Did you know they were a woman?
Augusta Ada Lovelace is widely recognised as the first computer programmer.
Encouraged by her mother to study mathematics and science – an extremely unusual stance in the 1800s – Ada was an incredibly intelligent and visionary woman. She met fellow mathematician, Charles Babbage, in 1833; and they struck up a friendship and working relationship which lasted many decades. It was Ada’s work alongside Babbage on his ‘Analytical Engine’ – a proposed mechanical computing device, designed to calculate large numbers – which is regarded as her greatest contribution to computer science.
In 1843, Babbage gave a seminar on his proposed machine at the University of Turin. It was transcribed into French by an attending professor, and Ada was commissioned to translate the text into English language.

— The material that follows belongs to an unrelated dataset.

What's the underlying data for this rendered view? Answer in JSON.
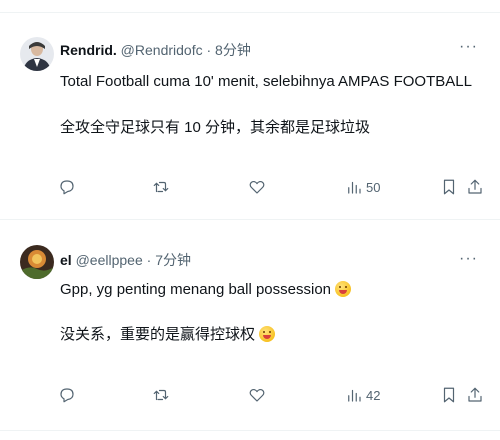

Not only did she translate the 8000-word document, she also supplemented it with extensive notes on the machine’s functionality and potential, going far beyond the original content and unlocking insight which not even Babbage himself had conceived about the potential of the ‘Analytical Engine’. It was Ada who recognised that the machine’s functionality was not simply limited to mathematical calculations; but could be used to solve any complex problem. Although the importance of her work wasn’t acknowledged in her lifetime, these published notes are now widely accepted as containing the world’s first computer program.
Ada Lovelace is a brilliant example of the different perspectives and ways of working that women can bring to the world of Science, Technology, Engineering and Maths. As we reflect on a week of celebrations for International Women In Engineering Day here at Tharsus Group, let’s take a look at some of the statistics on women in the sector.
Just 12% of the sector is made up of female engineers – around 730,000 women. Girls and women make up less than 18% of higher apprentices in engineering and manufacturing, and 7.4% of all engineering apprentices. This is in spite of education statistics which continually show that girls are better at STEM subjects than boys.
According to Engineering UK’s 2018 State of Engineering report, the UK is seeing an annual shortfall of 59,000 graduate – that’s a significant deficit.
Engineering is a exciting career, with a wide variety of specialities and applications. Some of our own fantastic engineers across our Group took time to talk about why they love working in the sector, and why more people should consider it as a career. They are some truly inspiring interviews.
It’s our hope that by highlighting these opportunities, and through initiatives such as International Women in Engineering Day, we can encourage more women to enter the sector and make their mark on the world.